→ Instructions for the task: Print out every line of the listing below without alteration.

- Opening Delimiter -

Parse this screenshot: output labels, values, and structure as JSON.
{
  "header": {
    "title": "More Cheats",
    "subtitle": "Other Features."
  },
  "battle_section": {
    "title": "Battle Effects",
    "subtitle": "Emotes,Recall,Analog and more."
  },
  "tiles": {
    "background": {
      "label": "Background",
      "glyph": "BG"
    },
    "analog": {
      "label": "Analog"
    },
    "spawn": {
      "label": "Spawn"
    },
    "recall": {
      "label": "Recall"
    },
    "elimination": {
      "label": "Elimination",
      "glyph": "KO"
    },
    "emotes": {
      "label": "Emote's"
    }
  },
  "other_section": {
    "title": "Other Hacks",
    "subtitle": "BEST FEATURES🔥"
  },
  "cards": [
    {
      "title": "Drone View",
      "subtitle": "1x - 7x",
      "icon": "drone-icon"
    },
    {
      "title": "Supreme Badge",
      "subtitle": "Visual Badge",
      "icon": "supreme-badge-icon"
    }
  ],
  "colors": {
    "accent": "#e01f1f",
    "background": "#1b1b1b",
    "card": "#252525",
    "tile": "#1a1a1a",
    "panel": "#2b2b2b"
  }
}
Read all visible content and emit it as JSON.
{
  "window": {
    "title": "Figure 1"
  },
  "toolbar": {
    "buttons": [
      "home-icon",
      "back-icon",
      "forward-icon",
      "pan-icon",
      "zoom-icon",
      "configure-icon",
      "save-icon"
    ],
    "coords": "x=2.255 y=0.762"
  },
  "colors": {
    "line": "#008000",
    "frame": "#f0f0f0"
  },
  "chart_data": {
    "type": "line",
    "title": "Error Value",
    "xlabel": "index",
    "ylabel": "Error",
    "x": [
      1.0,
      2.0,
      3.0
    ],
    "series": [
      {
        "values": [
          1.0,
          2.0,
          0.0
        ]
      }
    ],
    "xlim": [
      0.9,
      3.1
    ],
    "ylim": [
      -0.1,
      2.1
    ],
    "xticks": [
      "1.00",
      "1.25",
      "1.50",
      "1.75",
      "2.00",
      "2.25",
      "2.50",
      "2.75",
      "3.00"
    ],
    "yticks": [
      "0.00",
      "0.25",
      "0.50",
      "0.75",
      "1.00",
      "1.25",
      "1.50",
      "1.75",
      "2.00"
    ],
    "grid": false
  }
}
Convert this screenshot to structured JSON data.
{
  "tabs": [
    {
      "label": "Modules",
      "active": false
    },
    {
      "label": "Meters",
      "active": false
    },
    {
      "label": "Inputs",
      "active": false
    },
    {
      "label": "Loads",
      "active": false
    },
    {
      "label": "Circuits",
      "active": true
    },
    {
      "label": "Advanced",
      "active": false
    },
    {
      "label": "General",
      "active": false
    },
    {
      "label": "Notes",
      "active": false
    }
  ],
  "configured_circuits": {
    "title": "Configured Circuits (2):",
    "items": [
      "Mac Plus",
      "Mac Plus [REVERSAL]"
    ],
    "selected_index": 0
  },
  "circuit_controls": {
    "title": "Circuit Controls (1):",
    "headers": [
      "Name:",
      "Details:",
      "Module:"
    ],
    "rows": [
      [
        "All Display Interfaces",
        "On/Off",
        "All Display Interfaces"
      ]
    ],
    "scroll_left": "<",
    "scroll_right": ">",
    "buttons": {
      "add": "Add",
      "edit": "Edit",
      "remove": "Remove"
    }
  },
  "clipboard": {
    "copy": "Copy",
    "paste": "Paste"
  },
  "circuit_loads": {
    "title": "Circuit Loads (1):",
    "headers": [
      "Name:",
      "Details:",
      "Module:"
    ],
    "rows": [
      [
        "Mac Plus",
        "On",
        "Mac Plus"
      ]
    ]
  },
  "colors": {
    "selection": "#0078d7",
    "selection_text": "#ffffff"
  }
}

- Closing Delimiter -

→ Answer area:
Parse this screenshot: output labels, values, and structure as JSON.
{
  "header": {
    "title": "More Cheats",
    "subtitle": "Other Features."
  },
  "battle_section": {
    "title": "Battle Effects",
    "subtitle": "Emotes,Recall,Analog and more."
  },
  "tiles": {
    "background": {
      "label": "Background",
      "glyph": "BG"
    },
    "analog": {
      "label": "Analog"
    },
    "spawn": {
      "label": "Spawn"
    },
    "recall": {
      "label": "Recall"
    },
    "elimination": {
      "label": "Elimination",
      "glyph": "KO"
    },
    "emotes": {
      "label": "Emote's"
    }
  },
  "other_section": {
    "title": "Other Hacks",
    "subtitle": "BEST FEATURES🔥"
  },
  "cards": [
    {
      "title": "Drone View",
      "subtitle": "1x - 7x",
      "icon": "drone-icon"
    },
    {
      "title": "Supreme Badge",
      "subtitle": "Visual Badge",
      "icon": "supreme-badge-icon"
    }
  ],
  "colors": {
    "accent": "#e01f1f",
    "background": "#1b1b1b",
    "card": "#252525",
    "tile": "#1a1a1a",
    "panel": "#2b2b2b"
  }
}
Read all visible content and emit it as JSON.
{
  "window": {
    "title": "Figure 1"
  },
  "toolbar": {
    "buttons": [
      "home-icon",
      "back-icon",
      "forward-icon",
      "pan-icon",
      "zoom-icon",
      "configure-icon",
      "save-icon"
    ],
    "coords": "x=2.255 y=0.762"
  },
  "colors": {
    "line": "#008000",
    "frame": "#f0f0f0"
  },
  "chart_data": {
    "type": "line",
    "title": "Error Value",
    "xlabel": "index",
    "ylabel": "Error",
    "x": [
      1.0,
      2.0,
      3.0
    ],
    "series": [
      {
        "values": [
          1.0,
          2.0,
          0.0
        ]
      }
    ],
    "xlim": [
      0.9,
      3.1
    ],
    "ylim": [
      -0.1,
      2.1
    ],
    "xticks": [
      "1.00",
      "1.25",
      "1.50",
      "1.75",
      "2.00",
      "2.25",
      "2.50",
      "2.75",
      "3.00"
    ],
    "yticks": [
      "0.00",
      "0.25",
      "0.50",
      "0.75",
      "1.00",
      "1.25",
      "1.50",
      "1.75",
      "2.00"
    ],
    "grid": false
  }
}
Convert this screenshot to structured JSON data.
{
  "tabs": [
    {
      "label": "Modules",
      "active": false
    },
    {
      "label": "Meters",
      "active": false
    },
    {
      "label": "Inputs",
      "active": false
    },
    {
      "label": "Loads",
      "active": false
    },
    {
      "label": "Circuits",
      "active": true
    },
    {
      "label": "Advanced",
      "active": false
    },
    {
      "label": "General",
      "active": false
    },
    {
      "label": "Notes",
      "active": false
    }
  ],
  "configured_circuits": {
    "title": "Configured Circuits (2):",
    "items": [
      "Mac Plus",
      "Mac Plus [REVERSAL]"
    ],
    "selected_index": 0
  },
  "circuit_controls": {
    "title": "Circuit Controls (1):",
    "headers": [
      "Name:",
      "Details:",
      "Module:"
    ],
    "rows": [
      [
        "All Display Interfaces",
        "On/Off",
        "All Display Interfaces"
      ]
    ],
    "scroll_left": "<",
    "scroll_right": ">",
    "buttons": {
      "add": "Add",
      "edit": "Edit",
      "remove": "Remove"
    }
  },
  "clipboard": {
    "copy": "Copy",
    "paste": "Paste"
  },
  "circuit_loads": {
    "title": "Circuit Loads (1):",
    "headers": [
      "Name:",
      "Details:",
      "Module:"
    ],
    "rows": [
      [
        "Mac Plus",
        "On",
        "Mac Plus"
      ]
    ]
  },
  "colors": {
    "selection": "#0078d7",
    "selection_text": "#ffffff"
  }
}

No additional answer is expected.